BEGIN Data supplied

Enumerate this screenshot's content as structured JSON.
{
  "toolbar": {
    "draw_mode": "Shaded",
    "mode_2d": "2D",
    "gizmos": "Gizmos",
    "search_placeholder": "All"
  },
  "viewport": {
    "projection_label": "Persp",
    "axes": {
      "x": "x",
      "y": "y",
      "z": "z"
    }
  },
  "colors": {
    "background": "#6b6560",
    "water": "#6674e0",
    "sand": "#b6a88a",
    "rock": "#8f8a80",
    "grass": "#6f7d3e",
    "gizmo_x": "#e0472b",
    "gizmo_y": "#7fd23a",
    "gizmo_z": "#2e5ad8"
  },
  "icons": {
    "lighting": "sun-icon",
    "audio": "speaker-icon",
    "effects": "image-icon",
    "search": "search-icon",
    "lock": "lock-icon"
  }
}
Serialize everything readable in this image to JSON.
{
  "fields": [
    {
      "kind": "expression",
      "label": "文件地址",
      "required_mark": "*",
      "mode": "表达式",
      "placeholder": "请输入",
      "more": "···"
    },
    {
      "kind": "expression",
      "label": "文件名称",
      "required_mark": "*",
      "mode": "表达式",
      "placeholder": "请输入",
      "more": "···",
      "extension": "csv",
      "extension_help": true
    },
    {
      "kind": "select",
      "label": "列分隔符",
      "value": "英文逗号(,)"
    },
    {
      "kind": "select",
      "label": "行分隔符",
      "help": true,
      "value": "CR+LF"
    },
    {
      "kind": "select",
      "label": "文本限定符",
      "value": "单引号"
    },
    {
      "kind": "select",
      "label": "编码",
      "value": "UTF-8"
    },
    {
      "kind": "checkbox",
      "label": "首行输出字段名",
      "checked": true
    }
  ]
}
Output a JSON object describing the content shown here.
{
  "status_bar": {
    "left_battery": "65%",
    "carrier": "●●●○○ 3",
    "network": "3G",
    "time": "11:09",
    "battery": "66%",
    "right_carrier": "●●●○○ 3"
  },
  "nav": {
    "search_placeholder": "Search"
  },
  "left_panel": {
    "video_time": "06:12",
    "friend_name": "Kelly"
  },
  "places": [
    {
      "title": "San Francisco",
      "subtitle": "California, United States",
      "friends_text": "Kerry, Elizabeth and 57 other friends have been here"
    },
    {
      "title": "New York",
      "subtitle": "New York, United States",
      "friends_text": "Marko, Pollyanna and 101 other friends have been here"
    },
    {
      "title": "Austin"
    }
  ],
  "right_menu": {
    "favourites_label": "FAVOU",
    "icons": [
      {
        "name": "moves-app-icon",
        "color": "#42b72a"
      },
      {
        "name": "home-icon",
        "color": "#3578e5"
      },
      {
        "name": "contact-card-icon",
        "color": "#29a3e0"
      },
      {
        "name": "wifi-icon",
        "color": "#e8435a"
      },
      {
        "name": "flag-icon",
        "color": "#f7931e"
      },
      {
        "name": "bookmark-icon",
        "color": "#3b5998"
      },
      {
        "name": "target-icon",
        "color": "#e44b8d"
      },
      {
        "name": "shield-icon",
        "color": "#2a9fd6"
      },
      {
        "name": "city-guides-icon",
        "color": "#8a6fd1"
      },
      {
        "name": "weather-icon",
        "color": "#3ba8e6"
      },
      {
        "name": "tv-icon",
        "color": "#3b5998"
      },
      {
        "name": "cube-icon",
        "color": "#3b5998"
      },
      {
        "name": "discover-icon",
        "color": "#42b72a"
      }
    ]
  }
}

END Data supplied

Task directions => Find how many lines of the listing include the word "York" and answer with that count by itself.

Response => 2